Once again, Soldier Mountain ski area north of Fairfield is for sale.
In 2012, the resort was donated by then-owner actor Bruce Willis to a local nonprofit community organization formed specifically to own and manage it. In November 2015, the organization sold it to Bend, Ore., residents Matt and Diane McFerran for $149,000—equal to the debt the organization said it had accumulated after three years of operation.
Now, the McFerrans say the mountain needs more of an investment than they can afford. Diane McFerran said the couple took out a loan when they bought the ski area.
“It’s just become clear to us that it needs more financial [input] than we thought,” McFerran said. “We’re not wealthy. We’re just not comfortable getting more of a loan.”
According to the ski area’s website, the McFerrans have made improvements to the lodge, cat skiing areas, equipment and marketing efforts. However, the website says, “To truly realize the property’s potential, Soldier needs the capital for improvements like snow-making equipment for the main runs.”
Soldier Mountain does have a snowmaking system in place. In fact, Matt McFerran told the Idaho Mountain Express last winter, it had the first snowmaking in Idaho, installed in the mid-1970s—but it hasn’t been used since the mid-1990s. He said the mountain doesn’t have any snow guns, the system’s electrical wiring has deteriorated and the water pipes need to be pressure-tested. He estimated that getting the system operating would cost about $400,000.
The ski area operates under a permit on the Sawtooth National Forest, and its assets do not include land.
In April 2017, the U.S. Forest Service approved construction of more than 7 miles of lift-served mountain-biking trails. Diane McFerran said the Forest Service has also approved construction of a bigger maintenance shop, and the area has applied for permission to use its cat-skiing yurt year-round.
“We have approval for all that—we just can’t fund it,” she said.
A new owner would have the option of keeping the McFerrans on to run day-to-day operations.
“A new owner could be as involved as they want to be,” Matt McFerran said on the website. “This is a turnkey operation.
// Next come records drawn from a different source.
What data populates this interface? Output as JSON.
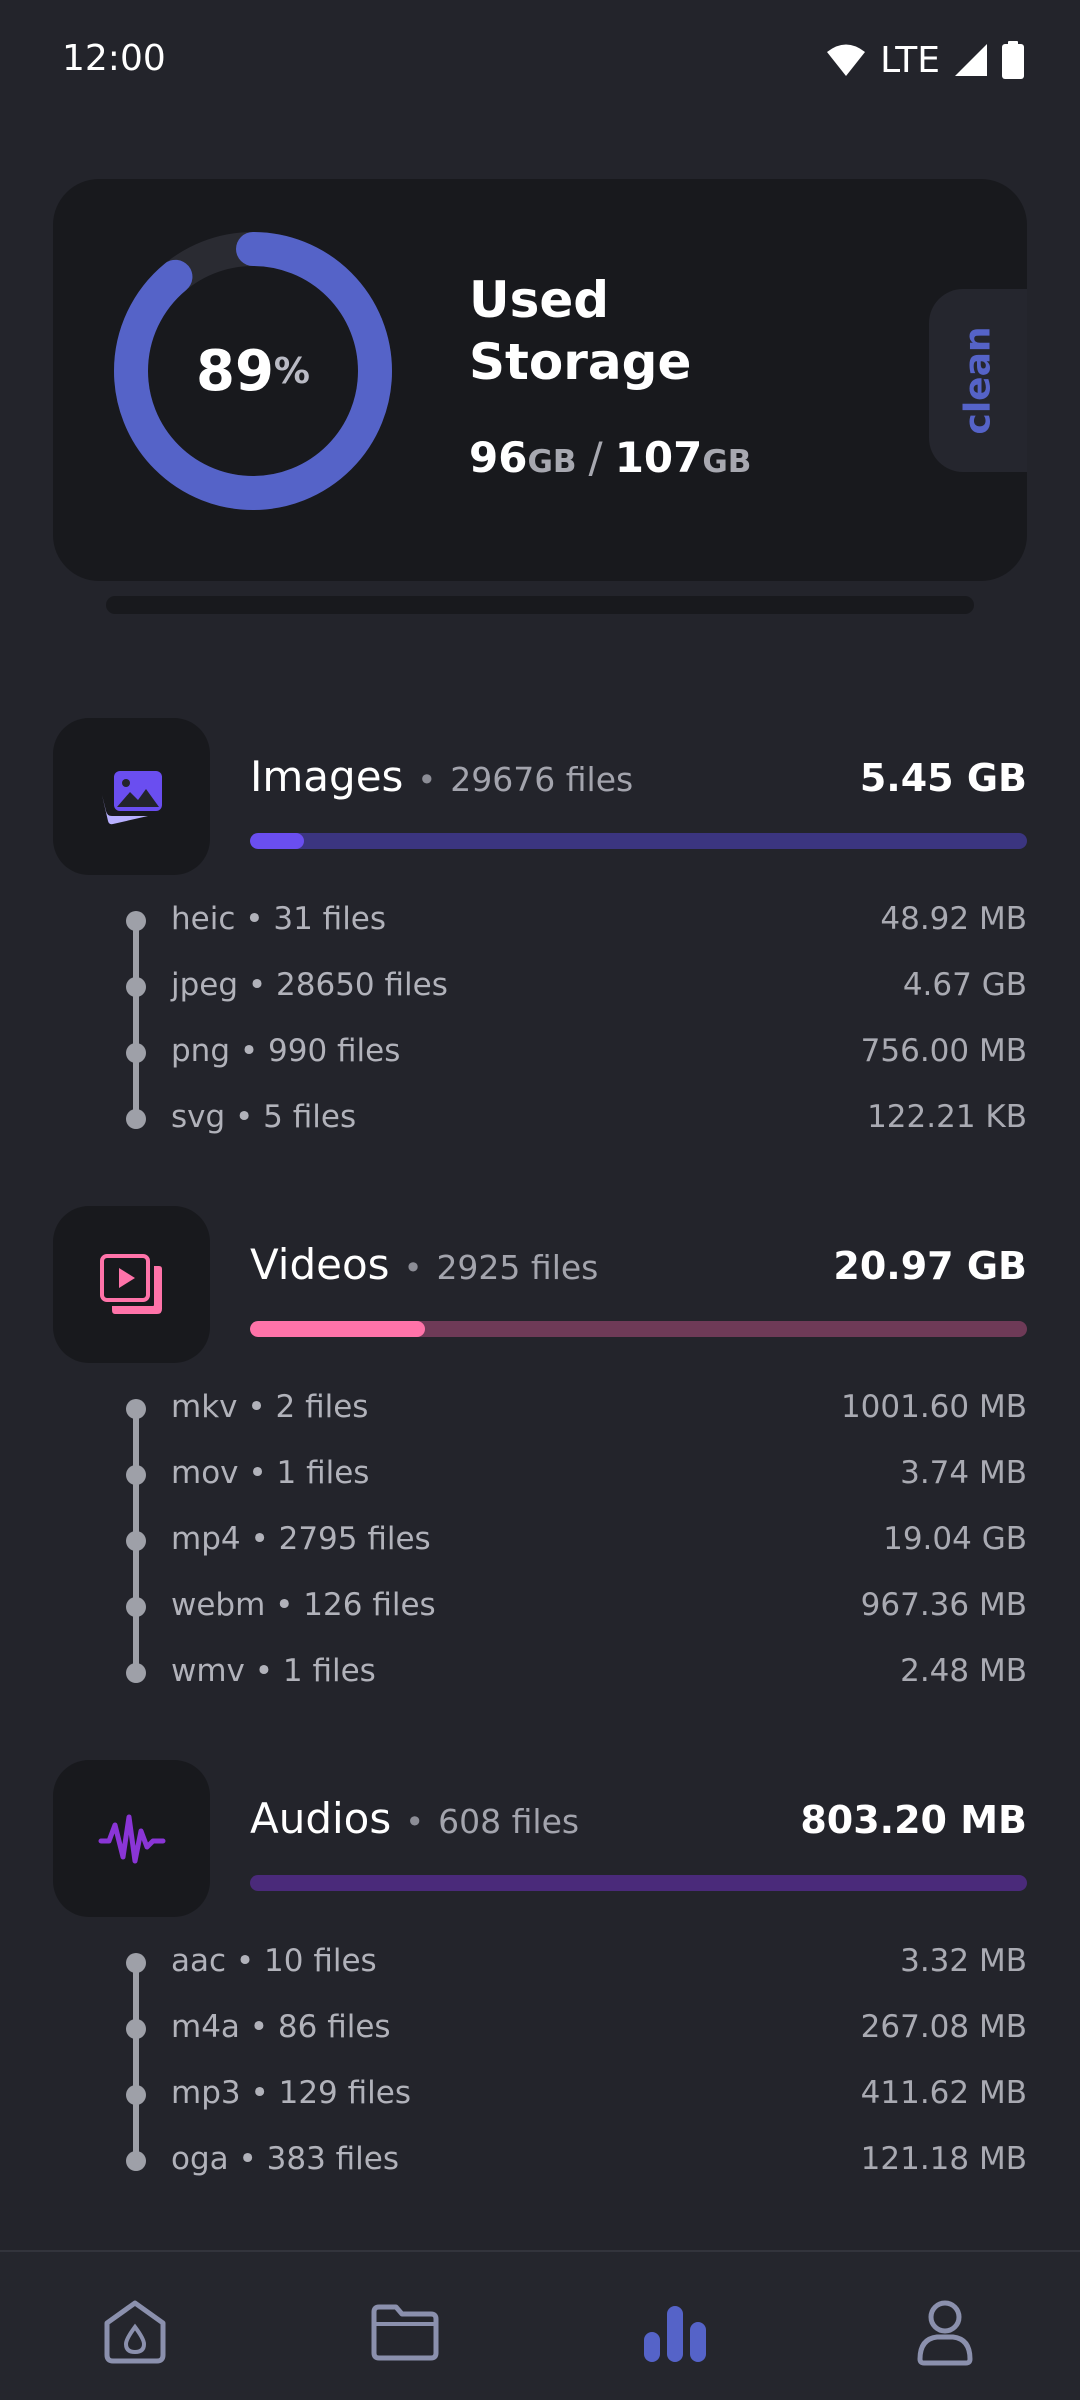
{
  "status_bar": {
    "time": "12:00",
    "network": "LTE"
  },
  "storage": {
    "percent": "89",
    "percent_unit": "%",
    "percent_value": 0.89,
    "title_line1": "Used",
    "title_line2": "Storage",
    "used": "96",
    "used_unit": "GB",
    "separator": "/",
    "total": "107",
    "total_unit": "GB",
    "clean_label": "clean",
    "ring_color": "#5563c8"
  },
  "categories": [
    {
      "name": "Images",
      "count": "29676 files",
      "size": "5.45 GB",
      "icon": "images-icon",
      "bar_fill": 0.07,
      "bar_color": "#6a4ef0",
      "bar_track": "#3b3580",
      "items": [
        {
          "label": "heic • 31 files",
          "size": "48.92 MB"
        },
        {
          "label": "jpeg • 28650 files",
          "size": "4.67 GB"
        },
        {
          "label": "png • 990 files",
          "size": "756.00 MB"
        },
        {
          "label": "svg • 5 files",
          "size": "122.21 KB"
        }
      ]
    },
    {
      "name": "Videos",
      "count": "2925 files",
      "size": "20.97 GB",
      "icon": "videos-icon",
      "bar_fill": 0.225,
      "bar_color": "#ff73a9",
      "bar_track": "#6e3a57",
      "items": [
        {
          "label": "mkv • 2 files",
          "size": "1001.60 MB"
        },
        {
          "label": "mov • 1 files",
          "size": "3.74 MB"
        },
        {
          "label": "mp4 • 2795 files",
          "size": "19.04 GB"
        },
        {
          "label": "webm • 126 files",
          "size": "967.36 MB"
        },
        {
          "label": "wmv • 1 files",
          "size": "2.48 MB"
        }
      ]
    },
    {
      "name": "Audios",
      "count": "608 files",
      "size": "803.20 MB",
      "icon": "audio-wave-icon",
      "bar_fill": 0.0,
      "bar_color": "#8a35d6",
      "bar_track": "#4a2a7a",
      "items": [
        {
          "label": "aac • 10 files",
          "size": "3.32 MB"
        },
        {
          "label": "m4a • 86 files",
          "size": "267.08 MB"
        },
        {
          "label": "mp3 • 129 files",
          "size": "411.62 MB"
        },
        {
          "label": "oga • 383 files",
          "size": "121.18 MB"
        }
      ]
    }
  ],
  "bottom_nav": [
    {
      "name": "home",
      "icon": "home-drop-icon",
      "active": false
    },
    {
      "name": "files",
      "icon": "folder-icon",
      "active": false
    },
    {
      "name": "stats",
      "icon": "bar-chart-icon",
      "active": true
    },
    {
      "name": "profile",
      "icon": "user-icon",
      "active": false
    }
  ]
}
We want to see Soldier Mountain thrive, and we’re willing to help to make that happen.”
“We love Soldier,” Diane McFerran said in the interview.
She said an investment arrangement other than outright purchase of the operation might be possible, but a buyer would probably be the best solution.
She said that if the couple remains as operators of the area, they would like to reinstate the Sammis Camas Cup downhill race—a longtime tradition for Sun Valley speed lovers that was last held in March 2016. She said no one contacted them this year about staging the race.